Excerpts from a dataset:
>>>>
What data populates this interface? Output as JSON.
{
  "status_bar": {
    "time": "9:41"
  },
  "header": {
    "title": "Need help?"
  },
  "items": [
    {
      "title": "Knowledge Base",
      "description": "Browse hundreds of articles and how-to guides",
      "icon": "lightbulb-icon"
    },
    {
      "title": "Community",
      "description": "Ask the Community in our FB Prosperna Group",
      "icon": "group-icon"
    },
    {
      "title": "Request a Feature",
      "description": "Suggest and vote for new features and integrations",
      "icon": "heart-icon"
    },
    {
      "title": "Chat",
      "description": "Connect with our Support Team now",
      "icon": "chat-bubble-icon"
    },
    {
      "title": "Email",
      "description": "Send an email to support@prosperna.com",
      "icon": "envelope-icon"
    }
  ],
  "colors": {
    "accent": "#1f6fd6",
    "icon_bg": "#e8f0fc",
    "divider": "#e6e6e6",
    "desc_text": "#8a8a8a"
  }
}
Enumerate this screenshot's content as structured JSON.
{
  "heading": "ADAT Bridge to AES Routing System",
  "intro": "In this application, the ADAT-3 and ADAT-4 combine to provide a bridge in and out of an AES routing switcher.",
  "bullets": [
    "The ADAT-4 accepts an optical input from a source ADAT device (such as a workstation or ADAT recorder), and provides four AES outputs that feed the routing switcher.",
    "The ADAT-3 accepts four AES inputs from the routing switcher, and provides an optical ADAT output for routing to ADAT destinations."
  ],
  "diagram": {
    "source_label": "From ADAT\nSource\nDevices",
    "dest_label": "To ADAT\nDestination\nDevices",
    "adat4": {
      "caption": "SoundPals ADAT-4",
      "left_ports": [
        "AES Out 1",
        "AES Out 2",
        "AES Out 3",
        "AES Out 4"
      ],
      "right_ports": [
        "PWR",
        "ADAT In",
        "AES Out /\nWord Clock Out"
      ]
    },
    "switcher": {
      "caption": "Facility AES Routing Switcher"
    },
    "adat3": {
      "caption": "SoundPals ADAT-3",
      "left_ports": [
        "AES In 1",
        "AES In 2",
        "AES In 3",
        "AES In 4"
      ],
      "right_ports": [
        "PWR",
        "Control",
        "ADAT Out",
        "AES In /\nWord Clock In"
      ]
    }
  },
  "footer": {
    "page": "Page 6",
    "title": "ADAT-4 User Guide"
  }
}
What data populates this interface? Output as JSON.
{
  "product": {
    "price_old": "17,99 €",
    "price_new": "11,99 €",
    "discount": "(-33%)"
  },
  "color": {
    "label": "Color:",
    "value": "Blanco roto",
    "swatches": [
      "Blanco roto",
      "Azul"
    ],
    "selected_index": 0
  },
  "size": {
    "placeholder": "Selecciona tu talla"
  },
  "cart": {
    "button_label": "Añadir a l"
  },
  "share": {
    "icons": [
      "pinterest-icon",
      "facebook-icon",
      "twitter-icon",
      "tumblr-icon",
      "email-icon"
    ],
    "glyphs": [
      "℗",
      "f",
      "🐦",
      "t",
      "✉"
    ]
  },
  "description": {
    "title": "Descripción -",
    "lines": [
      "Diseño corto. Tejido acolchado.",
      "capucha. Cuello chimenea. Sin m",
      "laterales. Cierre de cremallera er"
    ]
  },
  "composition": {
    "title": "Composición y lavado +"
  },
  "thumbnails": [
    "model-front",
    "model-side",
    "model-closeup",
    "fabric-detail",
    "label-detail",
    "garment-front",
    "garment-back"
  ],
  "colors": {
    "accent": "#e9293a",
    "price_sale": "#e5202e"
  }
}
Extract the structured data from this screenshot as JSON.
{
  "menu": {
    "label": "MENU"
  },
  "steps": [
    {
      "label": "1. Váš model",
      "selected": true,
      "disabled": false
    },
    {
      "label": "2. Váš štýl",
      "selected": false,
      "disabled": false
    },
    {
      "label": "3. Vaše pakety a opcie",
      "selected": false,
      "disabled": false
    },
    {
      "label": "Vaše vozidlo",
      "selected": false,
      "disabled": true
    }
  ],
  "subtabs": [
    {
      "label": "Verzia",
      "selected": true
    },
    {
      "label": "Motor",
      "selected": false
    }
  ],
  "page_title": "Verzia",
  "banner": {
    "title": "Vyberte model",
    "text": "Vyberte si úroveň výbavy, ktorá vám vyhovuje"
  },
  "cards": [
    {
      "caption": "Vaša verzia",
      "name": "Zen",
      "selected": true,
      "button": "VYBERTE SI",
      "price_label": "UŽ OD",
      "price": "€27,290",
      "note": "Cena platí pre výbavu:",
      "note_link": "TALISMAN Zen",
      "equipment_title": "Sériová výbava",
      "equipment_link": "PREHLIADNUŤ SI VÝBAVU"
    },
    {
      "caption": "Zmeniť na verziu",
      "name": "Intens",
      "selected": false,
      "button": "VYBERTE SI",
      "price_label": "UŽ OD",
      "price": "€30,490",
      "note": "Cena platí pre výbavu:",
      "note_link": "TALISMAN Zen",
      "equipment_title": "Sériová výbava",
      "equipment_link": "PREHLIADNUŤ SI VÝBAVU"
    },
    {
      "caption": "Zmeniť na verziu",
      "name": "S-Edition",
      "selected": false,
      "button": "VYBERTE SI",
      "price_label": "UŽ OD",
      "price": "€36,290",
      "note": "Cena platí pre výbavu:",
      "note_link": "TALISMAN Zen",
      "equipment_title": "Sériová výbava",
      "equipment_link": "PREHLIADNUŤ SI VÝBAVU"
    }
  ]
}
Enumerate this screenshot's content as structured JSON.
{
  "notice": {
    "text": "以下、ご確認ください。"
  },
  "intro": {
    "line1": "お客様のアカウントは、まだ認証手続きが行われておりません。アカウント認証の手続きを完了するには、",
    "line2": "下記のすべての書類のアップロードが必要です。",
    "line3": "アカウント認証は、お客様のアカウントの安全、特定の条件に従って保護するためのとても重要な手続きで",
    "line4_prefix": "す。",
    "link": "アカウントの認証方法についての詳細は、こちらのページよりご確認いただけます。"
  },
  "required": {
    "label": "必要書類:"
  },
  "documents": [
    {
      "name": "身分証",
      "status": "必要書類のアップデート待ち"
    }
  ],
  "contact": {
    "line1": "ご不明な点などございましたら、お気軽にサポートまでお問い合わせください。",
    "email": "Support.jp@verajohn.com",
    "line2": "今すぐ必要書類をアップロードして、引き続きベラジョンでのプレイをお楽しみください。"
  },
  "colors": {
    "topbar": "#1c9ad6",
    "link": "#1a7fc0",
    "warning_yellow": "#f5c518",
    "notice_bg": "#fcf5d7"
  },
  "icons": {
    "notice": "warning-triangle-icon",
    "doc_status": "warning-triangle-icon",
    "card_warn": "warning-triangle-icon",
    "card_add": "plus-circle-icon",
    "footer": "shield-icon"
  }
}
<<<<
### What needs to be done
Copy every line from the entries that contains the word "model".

### Answer section
    "model-front",
    "model-side",
    "model-closeup",
      "label": "1. Váš model",
    "title": "Vyberte model",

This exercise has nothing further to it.